Haynes is clearly obsessed with the feminine condition, but he also makes interventions in the tropes of postwar melodramas. “The figures of the women’s films of the 1940s still have a certain currency,” writes Doane in her book on the forties’ woman’s film. Haynes clearly agrees, calling the economic (and by implication class and sexual) renegotiations made by wartime housewives as particularly apropos when he read the novel in 2008. Through his HBO adaptation, Haynes reimagines how Mildred reimagines her life after divorce.
Haynes lets Mildred see more than Curtiz ever allowed her to (oftentimes we see her shadow — but not her body — as she undresses, or her returned gaze as she reflects upon herself before a closet mirror). Haynes realizes how much Mildred desires and how powerful that yearning can be. To keep up with a television show, viewers of course must desire their subjects — Mildred and Veda (played by Kate Winslet and Rachel Evan Wood respectively) are stunning to look at, but Haynes doesn’t want us to ignore these women’s own intense desire (especially Veda’s) to be seen. In effect, Veda’s enormous desire for us.
In Haynes’s version, the camera doesn’t seem to be against its heroine. Curtiz makes us paranoid over the question of Mildred’s innocence (we want to solve her identity — to place her initially ambiguously gendered body as the guilty, jealous, herself paranoid, woman). Of course the rivalry between Mildred and Veda means that there must be some lapses of perception on either side, but for the most part the camera wants to, I believe, protect its leading lady. The camera, if anything, shows how information leaks out horizontally, seeping outward endlessly, through its visual pans that connect a fluid kind of “seeing” with a intertwined sort of “knowing.”

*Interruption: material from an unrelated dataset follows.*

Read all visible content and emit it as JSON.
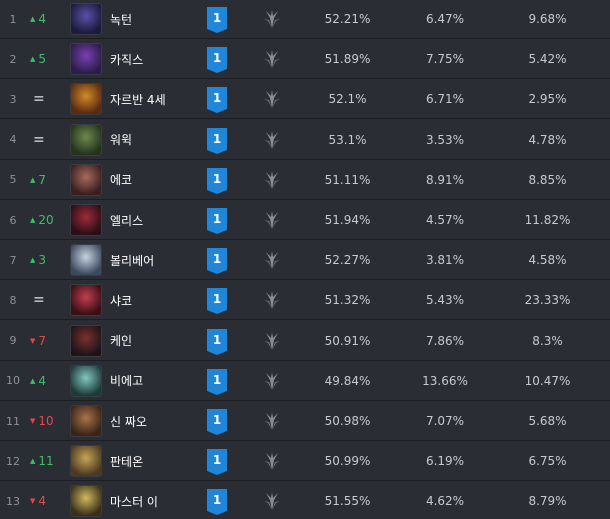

This was kind of helpful to at least begin to sort out my jumbled thoughts in order to narrow them down into an essay outline (has anyone figured out how to proceed, to stay “on track” without institutionalized ways of organizing one’s thoughts?). Anyway, a sort of in-between, noncommittal, continuously serial space to test out which ideas might run.